### WHAT THIS TASK INVOLVES
Filtering the records below, copy only those lines that include the word "yopmail".

[MATERIAL PROVIDED Boundary: Start]

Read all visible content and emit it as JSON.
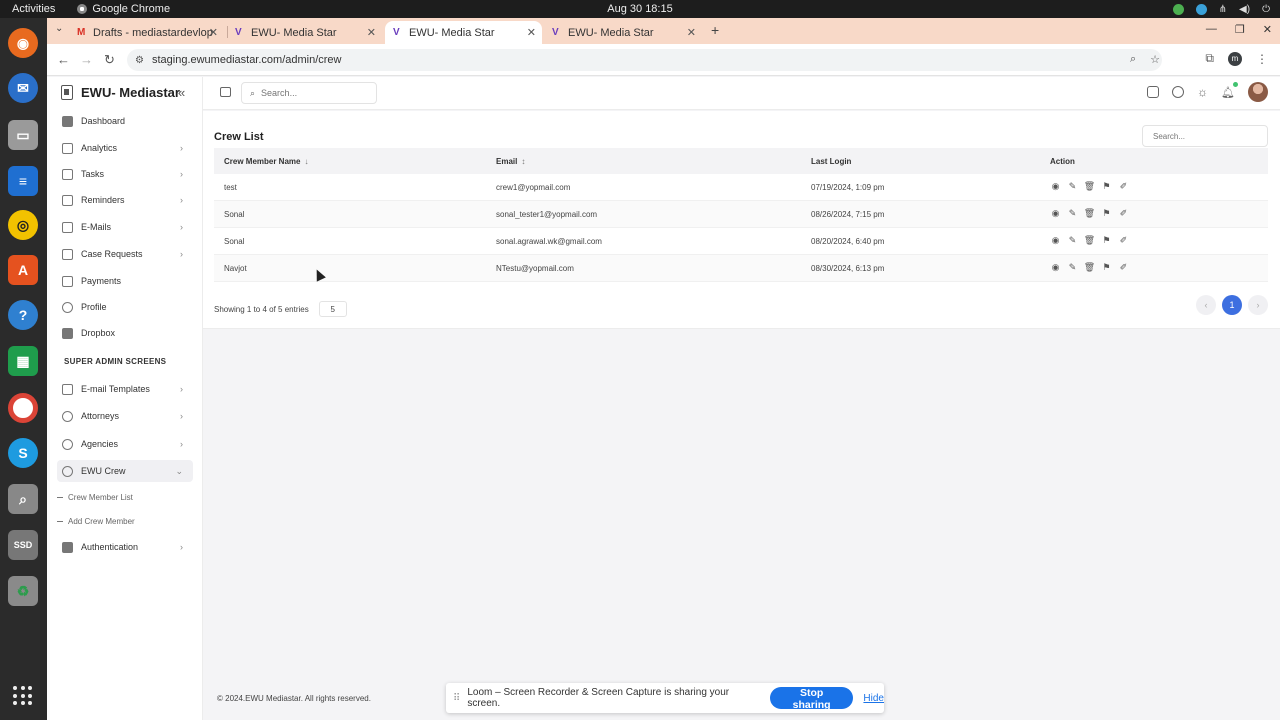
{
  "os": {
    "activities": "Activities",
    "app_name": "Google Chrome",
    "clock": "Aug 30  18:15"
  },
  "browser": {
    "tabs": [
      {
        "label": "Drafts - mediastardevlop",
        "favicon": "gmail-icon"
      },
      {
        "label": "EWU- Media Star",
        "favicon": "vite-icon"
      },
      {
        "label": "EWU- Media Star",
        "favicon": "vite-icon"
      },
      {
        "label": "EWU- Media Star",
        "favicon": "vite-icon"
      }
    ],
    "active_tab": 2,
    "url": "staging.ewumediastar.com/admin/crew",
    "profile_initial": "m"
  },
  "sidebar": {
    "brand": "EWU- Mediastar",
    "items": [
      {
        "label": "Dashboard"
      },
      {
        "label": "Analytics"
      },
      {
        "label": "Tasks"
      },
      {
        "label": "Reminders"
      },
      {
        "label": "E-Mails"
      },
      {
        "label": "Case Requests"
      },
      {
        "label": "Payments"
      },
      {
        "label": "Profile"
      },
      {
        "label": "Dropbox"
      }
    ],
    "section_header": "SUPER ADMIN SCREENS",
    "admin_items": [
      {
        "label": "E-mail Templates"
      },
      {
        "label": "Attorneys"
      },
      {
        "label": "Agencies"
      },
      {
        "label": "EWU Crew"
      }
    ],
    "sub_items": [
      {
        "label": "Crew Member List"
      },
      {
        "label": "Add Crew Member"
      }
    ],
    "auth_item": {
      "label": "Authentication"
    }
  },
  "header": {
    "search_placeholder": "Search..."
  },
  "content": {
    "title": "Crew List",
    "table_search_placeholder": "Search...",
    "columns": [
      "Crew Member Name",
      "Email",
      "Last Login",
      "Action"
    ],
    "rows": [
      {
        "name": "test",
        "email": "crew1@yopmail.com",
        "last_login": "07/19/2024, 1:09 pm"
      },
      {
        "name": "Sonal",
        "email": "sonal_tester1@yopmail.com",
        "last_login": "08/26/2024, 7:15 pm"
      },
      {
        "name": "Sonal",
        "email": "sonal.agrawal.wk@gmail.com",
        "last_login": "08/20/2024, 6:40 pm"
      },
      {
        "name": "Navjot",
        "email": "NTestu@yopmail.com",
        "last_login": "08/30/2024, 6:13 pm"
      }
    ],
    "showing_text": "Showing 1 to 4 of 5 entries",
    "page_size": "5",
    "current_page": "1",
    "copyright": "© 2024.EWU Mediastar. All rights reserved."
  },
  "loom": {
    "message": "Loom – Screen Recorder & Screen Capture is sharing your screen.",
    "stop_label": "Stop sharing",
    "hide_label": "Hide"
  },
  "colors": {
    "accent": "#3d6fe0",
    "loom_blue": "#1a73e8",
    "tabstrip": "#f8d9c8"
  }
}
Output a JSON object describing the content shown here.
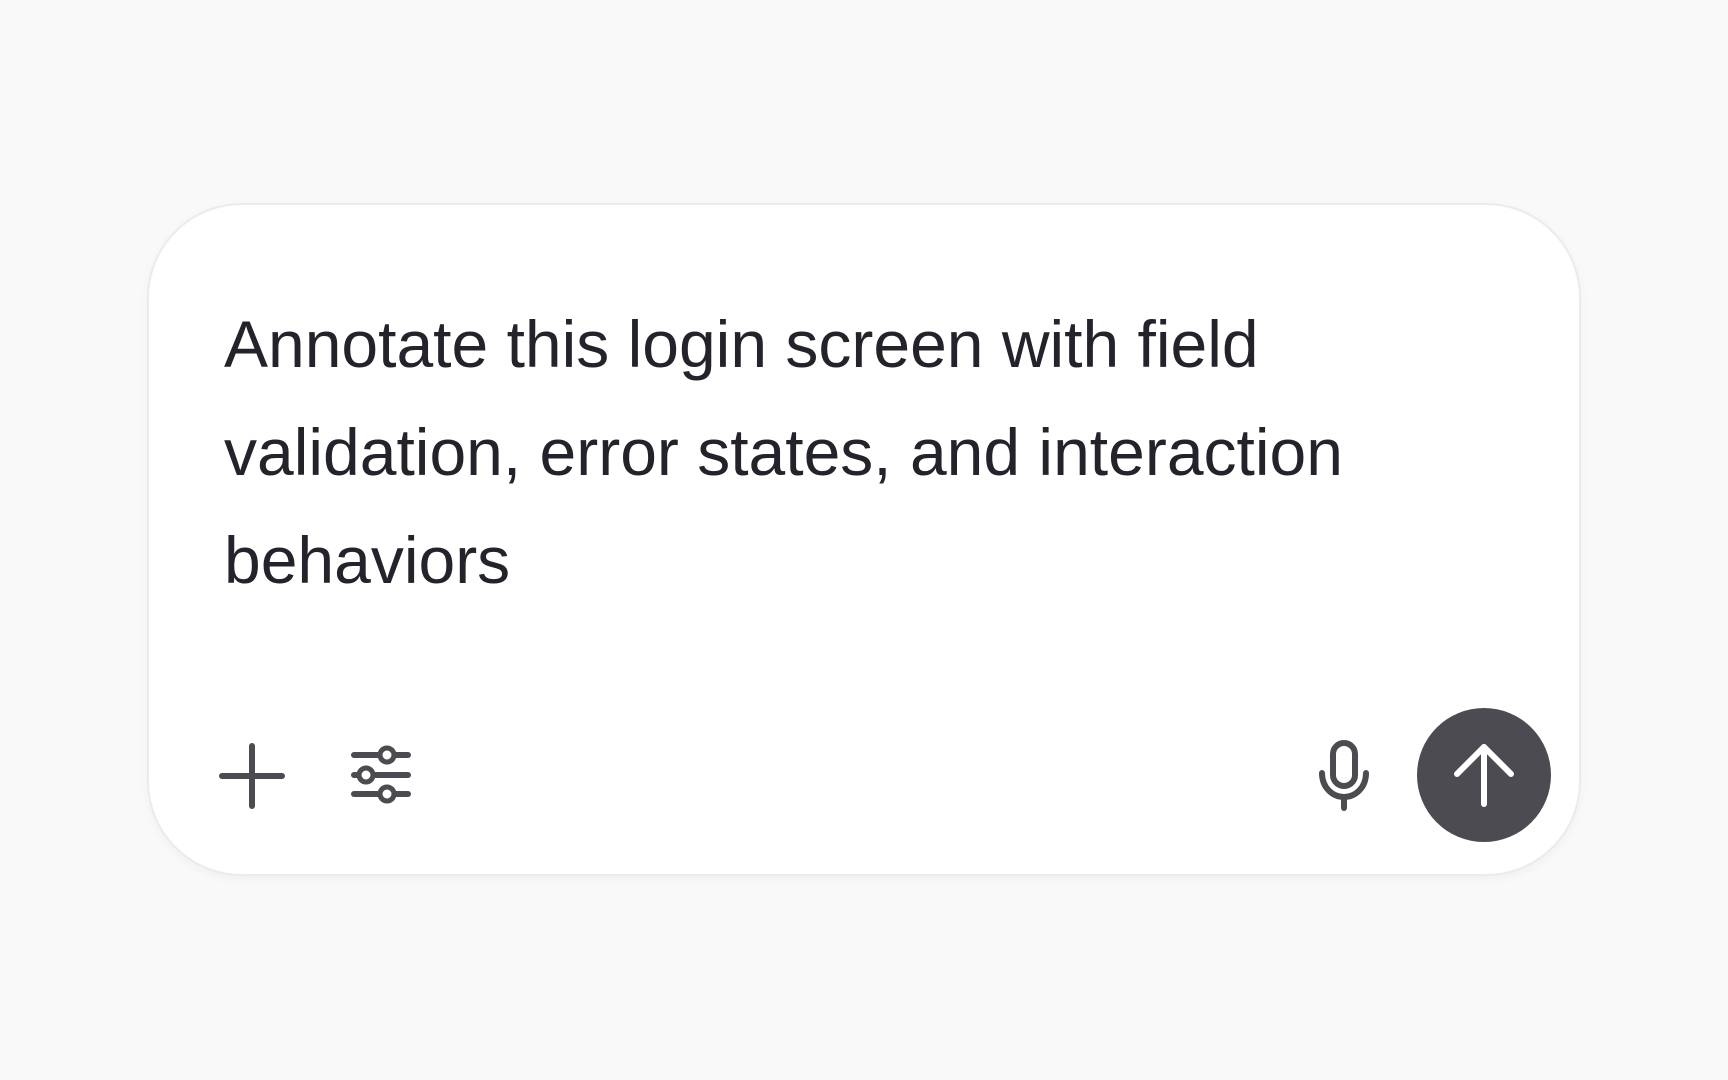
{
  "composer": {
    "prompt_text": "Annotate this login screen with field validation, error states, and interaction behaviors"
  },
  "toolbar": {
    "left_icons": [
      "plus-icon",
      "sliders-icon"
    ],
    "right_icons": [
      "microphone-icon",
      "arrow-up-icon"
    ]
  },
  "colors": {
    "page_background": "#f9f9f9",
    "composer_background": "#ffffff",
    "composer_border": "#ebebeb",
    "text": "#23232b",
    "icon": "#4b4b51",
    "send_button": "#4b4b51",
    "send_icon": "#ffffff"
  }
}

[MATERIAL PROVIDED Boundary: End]

### RESULT BELOW
        "email": "crew1@yopmail.com",
        "email": "sonal_tester1@yopmail.com",
        "email": "NTestu@yopmail.com",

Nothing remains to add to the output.